pesticide, and insecticide; along this it is used to treat coughs, pain and
skin diseases. In India, the fruit and flower are used as remedies against
catarrh, while the root-bark and leaves are well known to have an anti
phlogistic and anthelmintic activities which was worked upon
by Adewole SO, Ojewole J.(2)

In
Malaysia, the crude extract of A. muricata and A.
squamosa is used as a syrup on the head to buffer from fainting. In South
America and tropical Africa, including Nigeria, leaves of A.muricata are
implemented as an ethnomedicine opposed to tumors and cancer. Moreover, the
smooth muscle relaxant, hypotensive hypoglycemic, anti-inflammatory, sedative,
and antispasmodic effects accredit to the leaves, barks and roots of A.
muricata. Moreover along with the ethnomedicinal uses, the fruits are
widely employed for the preparation of beverages, ice creams,and syrups (3, 21, 23, 26) .

 

1.   
Phytoconstituents:

There
are more than 200 chemical compounds that have been documented and isolated
from this plant; the foremost being the alkaloids, phenols, flavonoids and
acetogenins. Based on the in vitro studies, extracts and phytochemicals of A. muricata have been sorted out as
anti-microbial, anti-inflammatory, anti-protozoan, antioxidant, insecticide,
larvicide, and cytotoxic to
tumor cells. Studies on the extracts and isolated compounds of A. muricata showed contraceptive,
antitumor, anti-ulceric, wound healing, hepato-protective, anxiolytic,
anti-stress, anti-inflammatory, anti-icteric and hypoglycemic activities.
Furthermore, there have been clinical studies carried out in order to boost the
hypoglycemic activity of the ethanolic extracts of A. muricata leaves. Mechanisms of action of a few pharmacological
activities have been explicated, such as cytotoxic, antioxidant, antimicrobial,
anti-nociception and hypotensive activities. Nonetheless, some phytochemical
compounds isolated from A. muricata
have shown a neurotoxic effect in vitro and in vivo. Thus, these crude extracts
and isolated compounds requires further studies to define the magnitude of the
effects, optimal dosage, long-term safety, and potential side effects. (32)

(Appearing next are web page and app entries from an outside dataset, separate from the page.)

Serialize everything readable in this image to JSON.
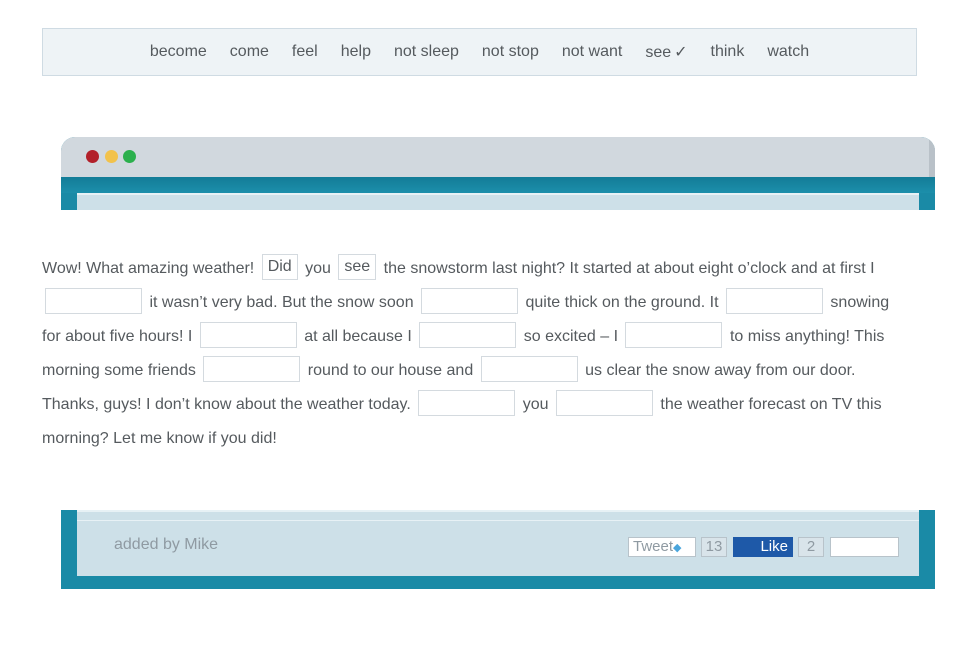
{
  "word_bank": [
    "become",
    "come",
    "feel",
    "help",
    "not sleep",
    "not stop",
    "not want",
    "see",
    "think",
    "watch"
  ],
  "word_bank_used_mark": "✓",
  "exercise": {
    "t1": "Wow! What amazing weather!",
    "g1": "Did",
    "t2": "you",
    "g2": "see",
    "t3": "the snowstorm last night? It started at about eight o’clock and at first I",
    "t4": "it wasn’t very bad. But the snow soon",
    "t5": "quite thick on the ground. It",
    "t6": "snowing for about five hours! I",
    "t7": "at all because I",
    "t8": "so excited – I",
    "t9": "to miss anything! This morning some friends",
    "t10": "round to our house and",
    "t11": "us clear the snow away from our door. Thanks, guys! I don’t know about the weather today.",
    "t12": "you",
    "t13": "the weather forecast on TV this morning? Let me know if you did!"
  },
  "footer": {
    "added_by": "added by Mike",
    "tweet_label": "Tweet",
    "tweet_count": "13",
    "like_label": "Like",
    "like_count": "2"
  },
  "colors": {
    "frame_teal": "#1a8aa6",
    "like_blue": "#1e59a8",
    "dot_red": "#b2202a",
    "dot_yellow": "#f2c24b",
    "dot_green": "#2bb04d"
  }
}
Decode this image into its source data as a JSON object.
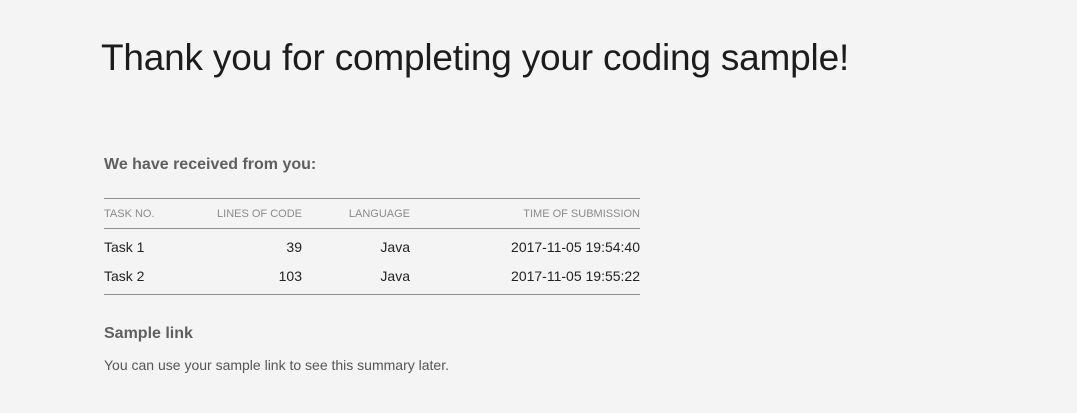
{
  "page": {
    "title": "Thank you for completing your coding sample!"
  },
  "received": {
    "heading": "We have received from you:",
    "columns": {
      "task": "TASK NO.",
      "lines": "LINES OF CODE",
      "language": "LANGUAGE",
      "time": "TIME OF SUBMISSION"
    },
    "rows": [
      {
        "task": "Task 1",
        "lines": "39",
        "language": "Java",
        "time": "2017-11-05 19:54:40"
      },
      {
        "task": "Task 2",
        "lines": "103",
        "language": "Java",
        "time": "2017-11-05 19:55:22"
      }
    ]
  },
  "sample_link": {
    "heading": "Sample link",
    "text": "You can use your sample link to see this summary later."
  }
}
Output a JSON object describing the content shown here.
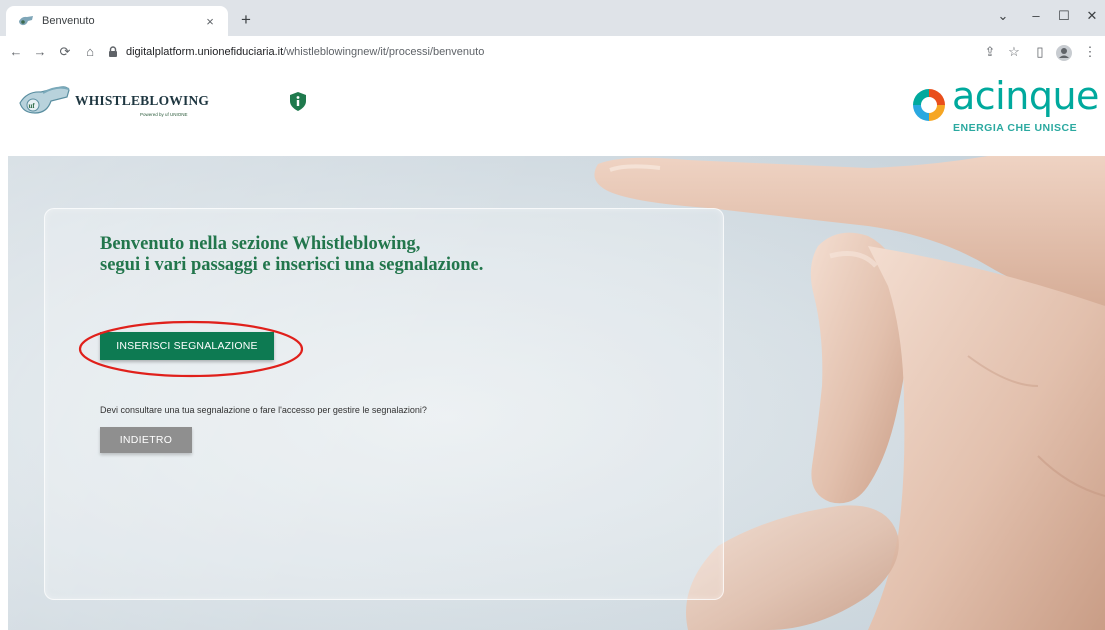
{
  "browser": {
    "tab_title": "Benvenuto",
    "tab_close": "×",
    "new_tab": "+",
    "url_host": "digitalplatform.unionefiduciaria.it",
    "url_path": "/whistleblowingnew/it/processi/benvenuto",
    "window_controls": {
      "minimize": "–",
      "maximize": "☐",
      "close": "✕",
      "dropdown": "⌄"
    }
  },
  "header": {
    "brand_name": "WHISTLEBLOWING",
    "powered_by": "Powered by uf UNIONE",
    "partner_name": "acinque",
    "partner_tagline": "ENERGIA CHE UNISCE"
  },
  "hero": {
    "title_line1": "Benvenuto nella sezione Whistleblowing,",
    "title_line2": "segui i vari passaggi e inserisci una segnalazione.",
    "primary_button": "INSERISCI SEGNALAZIONE",
    "prompt": "Devi consultare una tua segnalazione o fare l'accesso per gestire le segnalazioni?",
    "secondary_button": "INDIETRO"
  },
  "colors": {
    "brand_green": "#0d7a52",
    "title_green": "#22764c",
    "teal": "#00a99d",
    "highlight_red": "#e0201b",
    "secondary_grey": "#8f8f8f"
  }
}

Constant examinations on diverse parts
of the A. muricata have shown the occurrence of varieties of phyto
constituents and compounds, including flavonol triglycosides (FTGs) alkaloids
(ALKs), phenolics (PLs), megastigmanes (MGs), cyclopeptides (CPs) and essential
oils. The existence of various minerals such as Ca, Na, Fe, K, Cu and Mg imply
that regular intake of the A. muricata fruit can help furnish essential nutrients to the
human body. However, Annona species, including A. muricata, have been
shown to be a vital source of annonaceous acetogenin compounds (AGEs). Almost
all the parts inclusive of the fruits, leaves, stems and
roots of this plant are known to be rich in flavonoids, isoquinoline alkaloids
and annonaceous acetogenins. (23,25,26,28,35,42)

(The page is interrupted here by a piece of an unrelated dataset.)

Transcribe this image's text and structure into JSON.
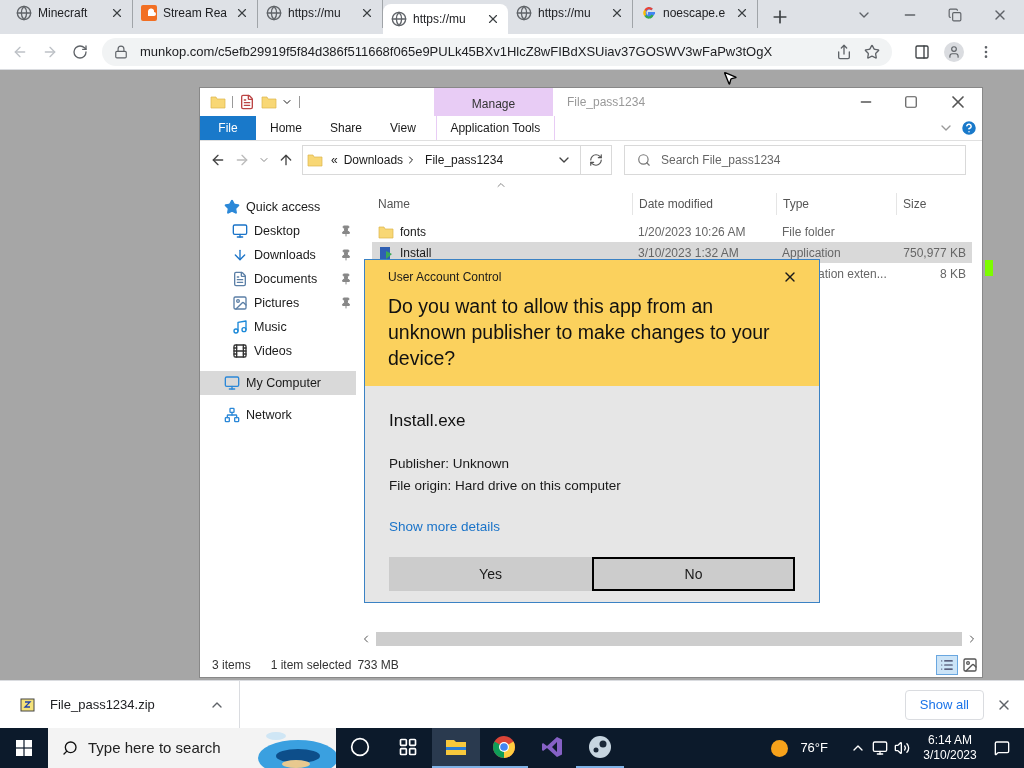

Acetogenins are a unique category of C-35/C37 secondary
metabolites obtained from long chain (C-32/C34) fatty acids in the polyketide
pathway. They are basically illustrated by combining fatty acids with  2-propanol unit at C-2 that gives a methyl-substituted
?, ?-unsaturated ?-lactone. Starting with the discovery of uvaricin from Uvaria
accuminata in 1982, there have been several acetogenins that are
identified. About 500 have been reported from numerous parts of the plants in
the Annonaceae family. Because of the exceptional structures and broad spectrum
of biological activities, AGEs have drawn significant scientific interest of
late. The active annonaceous acetogenins have shown to be successful in
inducing death in cancer cells that are resistant to even chemotherapeutic
drugs. Besides their remarkable anti proliferative efficacy, these annonaceous
acetogenins have been endorsed to debilitating side effects such as
neurotoxicity suggesting that these components can easily traverse the
blood–brain barrier and are known to cause atypical Parkinson’s disease, thus
restricting their development as new drug entities. Various biological
activities have been reported for AGEs, including antimalarial, anti-parasitic
and pesticidal activities. However, the physiological activities of AGEs are
initially characterized by the toxicity against cancer cells and inhibitions of
the mitochondrial complex I. (11)